The Federal Reserve is expected to raise its interest rates for the first time since 2006 when it meets this week, but some economists would like it to figure out just what is going on with inflation first. The central bank's target of 5% unemployment has been reached, but inflation is still at below 1% instead of the 2% the Fed was aiming for, reports the Wall Street Journal. It notes that economists consider a little bit of inflation healthy, since it helps boost wages and makes debts easier to pay off. The Fed predicts the figure will come near the 2% target next year, but that same prediction has been wrong the last four years, and the Journal spells out the potential trouble: "If the Fed is again fooled, it may find it raised rates too soon, risking recession."
Some economists suggest demographics plays a role, noting that the effect appears to be similar across countries with aging populations. Others, including former Fed chief Ben Bernanke, blame low government spending, but there's "very little support for the view that inflation is simple and we had it figured out," a Johns Hopkins University economist tells the Journal.
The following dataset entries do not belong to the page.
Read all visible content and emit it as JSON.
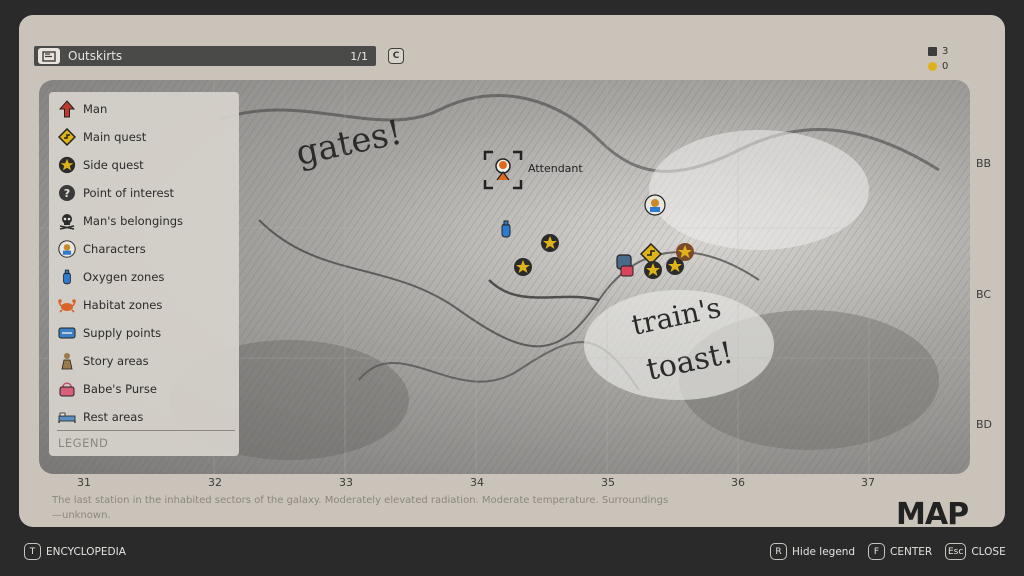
{
  "header": {
    "title": "Outskirts",
    "count": "1/1",
    "toggle_key": "C"
  },
  "resources": [
    {
      "icon": "film-icon",
      "value": "3",
      "color": "#3c3c3c"
    },
    {
      "icon": "radiation-icon",
      "value": "0",
      "color": "#e0b21a"
    }
  ],
  "legend": {
    "title": "LEGEND",
    "items": [
      {
        "label": "Man",
        "icon": "arrow-up-icon"
      },
      {
        "label": "Main quest",
        "icon": "main-quest-icon"
      },
      {
        "label": "Side quest",
        "icon": "star-icon"
      },
      {
        "label": "Point of interest",
        "icon": "question-icon"
      },
      {
        "label": "Man's belongings",
        "icon": "skull-icon"
      },
      {
        "label": "Characters",
        "icon": "character-icon"
      },
      {
        "label": "Oxygen zones",
        "icon": "oxygen-icon"
      },
      {
        "label": "Habitat zones",
        "icon": "crab-icon"
      },
      {
        "label": "Supply points",
        "icon": "supply-icon"
      },
      {
        "label": "Story areas",
        "icon": "story-icon"
      },
      {
        "label": "Babe's Purse",
        "icon": "purse-icon"
      },
      {
        "label": "Rest areas",
        "icon": "bed-icon"
      }
    ]
  },
  "map": {
    "graffiti_1": "gates!",
    "graffiti_2": "train's",
    "graffiti_3": "toast!",
    "tracked_label": "Attendant"
  },
  "axis": {
    "x": [
      "31",
      "32",
      "33",
      "34",
      "35",
      "36",
      "37"
    ],
    "y": [
      "BB",
      "BC",
      "BD"
    ]
  },
  "description": "The last station in the inhabited sectors of the galaxy. Moderately elevated radiation. Moderate temperature. Surroundings—unknown.",
  "page_title": "MAP",
  "footer": {
    "encyclopedia": {
      "key": "T",
      "label": "ENCYCLOPEDIA"
    },
    "hide_legend": {
      "key": "R",
      "label": "Hide legend"
    },
    "center": {
      "key": "F",
      "label": "CENTER"
    },
    "close": {
      "key": "Esc",
      "label": "CLOSE"
    }
  },
  "colors": {
    "accent": "#e0b21a",
    "danger": "#c0392b",
    "oxygen": "#2e7ad1"
  }
}
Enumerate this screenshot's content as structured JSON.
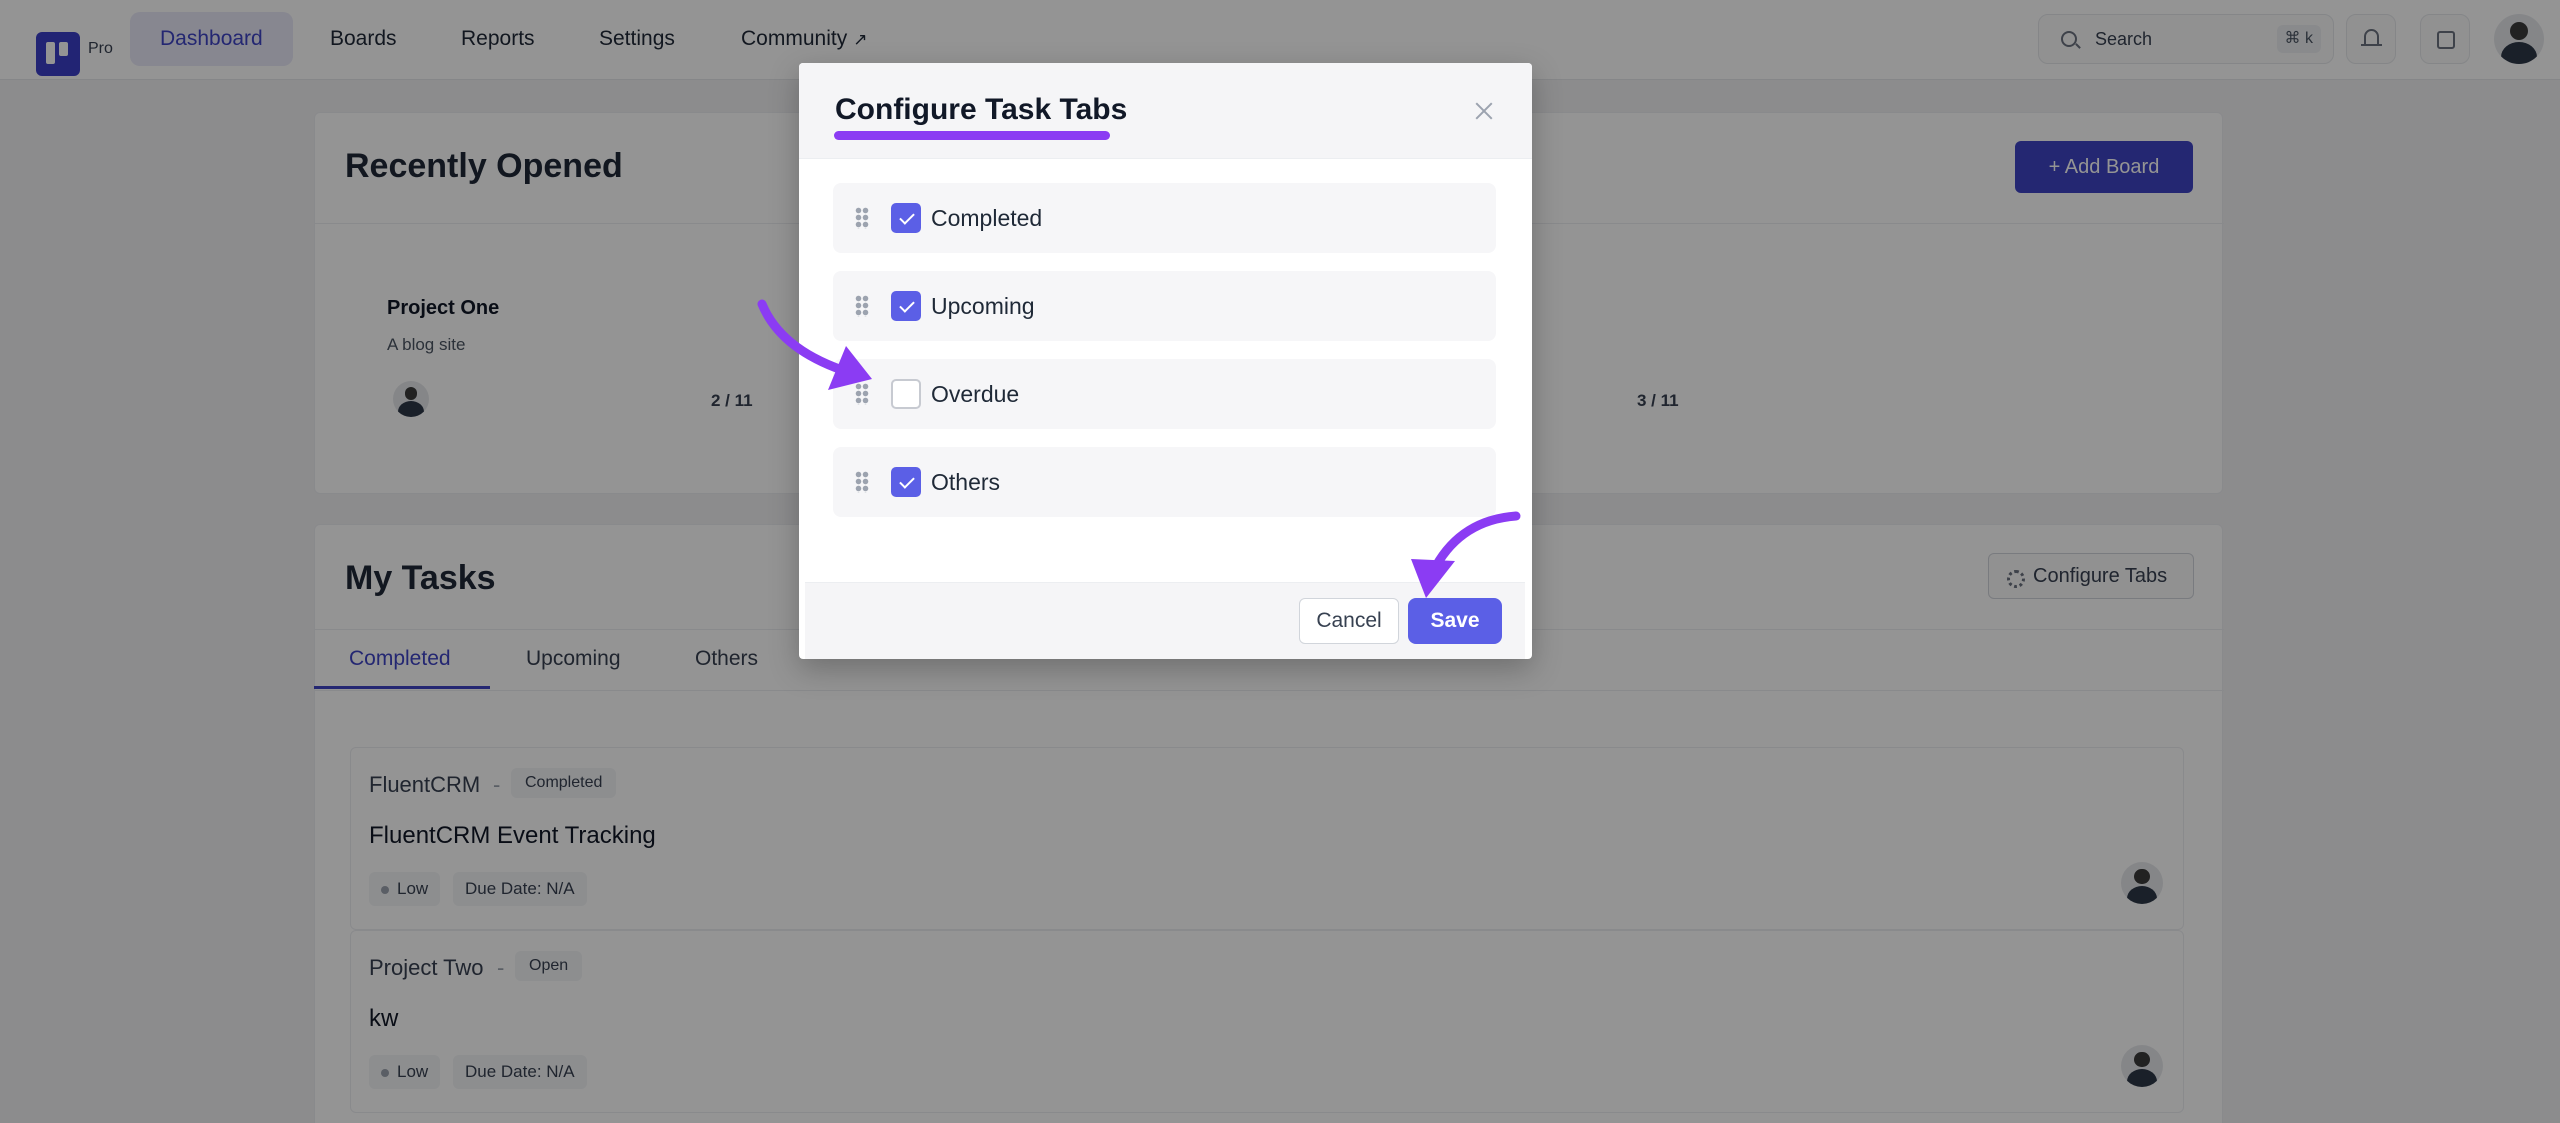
{
  "nav": {
    "logo_suffix": "Pro",
    "items": [
      "Dashboard",
      "Boards",
      "Reports",
      "Settings",
      "Community"
    ],
    "external_arrow": "↗",
    "search_placeholder": "Search",
    "search_shortcut": "⌘ k"
  },
  "recent": {
    "title": "Recently Opened",
    "add_board_label": "+ Add Board",
    "projects": [
      {
        "name": "Project One",
        "description": "A blog site",
        "count": "2 / 11"
      },
      {
        "count": "3 / 11"
      }
    ]
  },
  "my_tasks": {
    "title": "My Tasks",
    "configure_label": "Configure Tabs",
    "tabs": [
      "Completed",
      "Upcoming",
      "Others"
    ],
    "active_tab": "Completed",
    "tasks": [
      {
        "project": "FluentCRM",
        "separator": "-",
        "status": "Completed",
        "title": "FluentCRM Event Tracking",
        "priority": "Low",
        "due_label": "Due Date:",
        "due_value": "N/A"
      },
      {
        "project": "Project Two",
        "separator": "-",
        "status": "Open",
        "title": "kw",
        "priority": "Low",
        "due_label": "Due Date:",
        "due_value": "N/A"
      }
    ]
  },
  "modal": {
    "title": "Configure Task Tabs",
    "rows": [
      {
        "label": "Completed",
        "checked": true
      },
      {
        "label": "Upcoming",
        "checked": true
      },
      {
        "label": "Overdue",
        "checked": false
      },
      {
        "label": "Others",
        "checked": true
      }
    ],
    "cancel_label": "Cancel",
    "save_label": "Save"
  },
  "colors": {
    "accent": "#3f44c4",
    "checkbox": "#5b5fe6",
    "annotation": "#8b3cf3"
  }
}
Despite the inflation puzzle, Fed Chair Janet Yellen is expected to announce a rate hike this week in what the Telegraph calls a "momentous" economic event and a "hugely significant milestone of progress in the repairing of the US economy." The paper notes that it has been so long since the last interest-rate rise that it will be a completely new experience to about a third of Wall Street workers.